Being the owner of a successful business which profits off of your children looking up to and adoring characters, especially princesses, I am fully aware that this immediately writes me off from being unbiased in the eyes of many readers. However, I can say with confidence, long before I started this business, since childhood I have always loved, looked up to and adored princesses. Guess what? It didn't ruin me in the slightest. In fact, it has been a hugely positive influence on my life in many ways. So please, hear me out as I lay out the answer to this blogpost's question.
Are Princesses good or bad role models for little girls?
Of course my answer is, GOOD. In fact, they are excellent role models. Now more than ever before.
Think about this for a minute. Many parents who have an issue with princesses, and refuse to "buy into the hype" over fairytales, will without a second thought, then go ahead and take their 7 year old child to a pop-concert to watch the latest singing sensation jump around on stage with every lady bit they have on show, gyrating about in the sauciest fashion to lyrics that are generally less than PG rated. But princesses, with their polite mannerisms and generally modest apparel, are considered bad role models. Interesting to say the least. In a world full of all kinds of things that try to pull our little daughters into an early sexual awakening and into a level of "maturity" in many areas that they simply should not have to face yet, princesses are the very least of our worries.
You may have seen social media memes and phrases that have been quite popular, such as
"I blame Disney for my unrealistic expectations on both men and hair" or,

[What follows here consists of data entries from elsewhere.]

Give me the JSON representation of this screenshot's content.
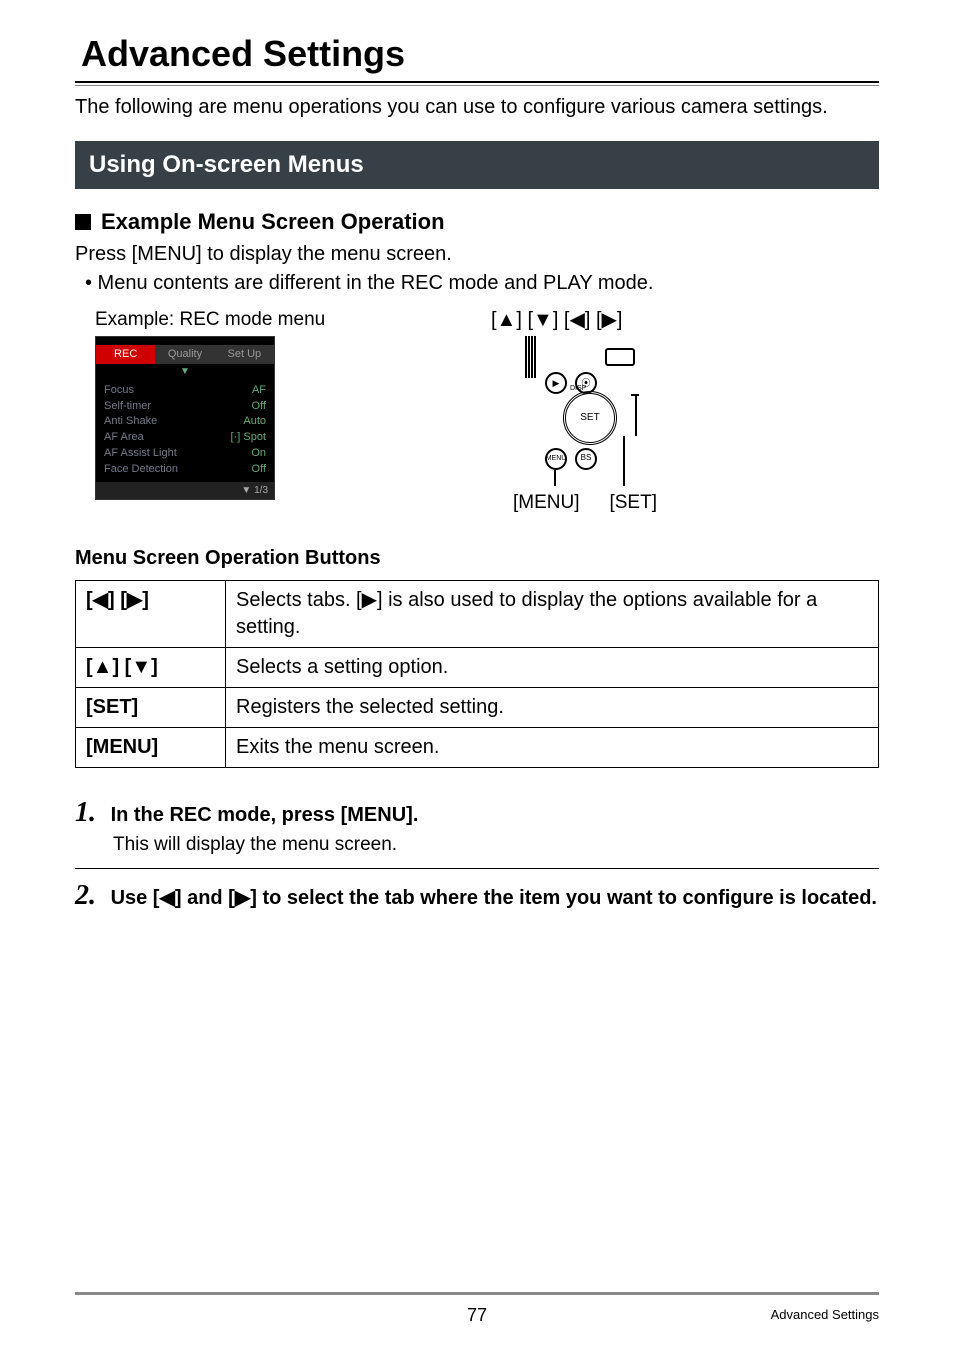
{
  "title": "Advanced Settings",
  "intro": "The following are menu operations you can use to configure various camera settings.",
  "section_bar": "Using On-screen Menus",
  "h3": "Example Menu Screen Operation",
  "press_text": "Press [MENU] to display the menu screen.",
  "bullet_text": "• Menu contents are different in the REC mode and PLAY mode.",
  "example_label": "Example: REC mode menu",
  "arrows_label": "[▲] [▼] [◀] [▶]",
  "camera_screen": {
    "tabs": [
      "REC",
      "Quality",
      "Set Up"
    ],
    "tab_arrow_down": "▼",
    "items": [
      {
        "name": "Focus",
        "val": "AF"
      },
      {
        "name": "Self-timer",
        "val": "Off"
      },
      {
        "name": "Anti Shake",
        "val": "Auto"
      },
      {
        "name": "AF Area",
        "val": "[·] Spot"
      },
      {
        "name": "AF Assist Light",
        "val": "On"
      },
      {
        "name": "Face Detection",
        "val": "Off"
      }
    ],
    "page_ind": "▼ 1/3"
  },
  "diagram": {
    "wheel_label": "SET",
    "menu_btn": "MENU",
    "bs_btn": "BS",
    "disp_label": "DISP",
    "menu_label": "[MENU]",
    "set_label": "[SET]"
  },
  "table_title": "Menu Screen Operation Buttons",
  "table": [
    {
      "key": "[◀] [▶]",
      "desc": "Selects tabs. [▶] is also used to display the options available for a setting."
    },
    {
      "key": "[▲] [▼]",
      "desc": "Selects a setting option."
    },
    {
      "key": "[SET]",
      "desc": "Registers the selected setting."
    },
    {
      "key": "[MENU]",
      "desc": "Exits the menu screen."
    }
  ],
  "steps": [
    {
      "num": "1.",
      "title": "In the REC mode, press [MENU].",
      "body": "This will display the menu screen."
    },
    {
      "num": "2.",
      "title": "Use [◀] and [▶] to select the tab where the item you want to configure is located.",
      "body": ""
    }
  ],
  "footer": {
    "page": "77",
    "crumb": "Advanced Settings"
  }
}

"Frozen - the first Disney movie where a female character shows you don't need a man to save you" (This is actually quite untrue). We grin at these statements and at first glance kind of subconsciously give a nod of agreement to them and move on with our day. But if we were to look realistically at thoughts like this, they are rather untrue. A cartoon isn't responsible for anything at all in a fully grown adults life. That is generally a cop out. However, this isn't the focus of this article, so moving right along from that, let's get into talking about the actual princesses as role models.